Maryland adopted new congressional district boundaries on April 4 when Gov. Larry Hogan (R) signed revised redistricting legislation that the General Assembly had finalized on March 30. Hogan signed the new map after state Attorney General Brian Frosh withdrew his appeal of Circuit Court Judge Lynne Battaglia’s March 25 ruling overturning the state’s previous congressional redistricting plan.
Maryland was apportioned eight seats in the U.S. House of Representatives after the 2020 census, the same number it received after the 2010 census. This map will take effect for Maryland’s 2022 congressional elections.
The state Senate approved the revised congressional district boundaries 30-13 with all votes in favor by Democrats and all votes opposed by Republicans on March 29. The House of Delegates approved the revised map on March 30 by a vote of 94-41 with votes in favor by Democrats and 40 Republicans and one Democrat voting “no.”

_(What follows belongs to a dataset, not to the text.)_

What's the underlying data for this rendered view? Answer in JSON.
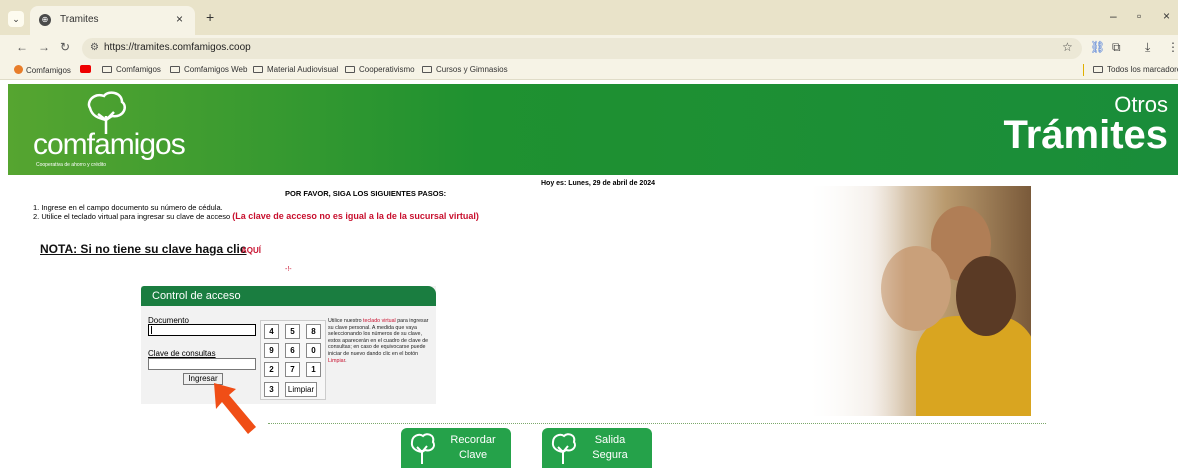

After Gov. Hogan signed the maps, Greg Giroux at Bloomberg Government wrote, “The new map will continue to favor Democrats in seven of eight districts while restoring a strongly Republican district for Rep. Andy Harris (R)….The new map replaces a more aggressive Democratic proposal that the legislature enacted in December over Hogan’s veto. That map created seven safe Democratic districts and converted Harris’ eastern 1st District into a swing district, raising the possibility Democrats could win all eight districts. Democrats won seven of eight districts in the past decade of House elections.”
After signing the revised map, Gov. Hogan said, “When these maps came out in December, I said they were unconstitutional and violated the law. The courts agreed, described it as extreme partisan gerrymandering, and a clear violation of the Constitution, ordered the legislature to go back and draw new maps, which they did. Now they weren’t, in my opinion, as good as the ones drawn by the citizen commission, and we shouldn’t have wasted so much time—but they are a huge improvement.” After Gov. Hogan announced he would sign the revised district boundaries, Frosh released a statement which said, in part, “We are pleased Governor Hogan has agreed to sign the proposed congressional redistricting map approved by the General Assembly. This map, like the one previously passed by the General Assembly, is constitutional and fair. Both sides have agreed to dismiss their appeals, and our state can move forward to the primary election.”
As of April 5, 39 states have adopted congressional district maps. Four states have not yet adopted congressional redistricting plans after the 2020 census, and New York’s maps were overturned by court action. Six states were apportioned one U.S. House district, so no congressional redistricting is required.
Congressional redistricting has been completed for 365 of the 435 seats (83.9%) in the U.S. House of Representatives.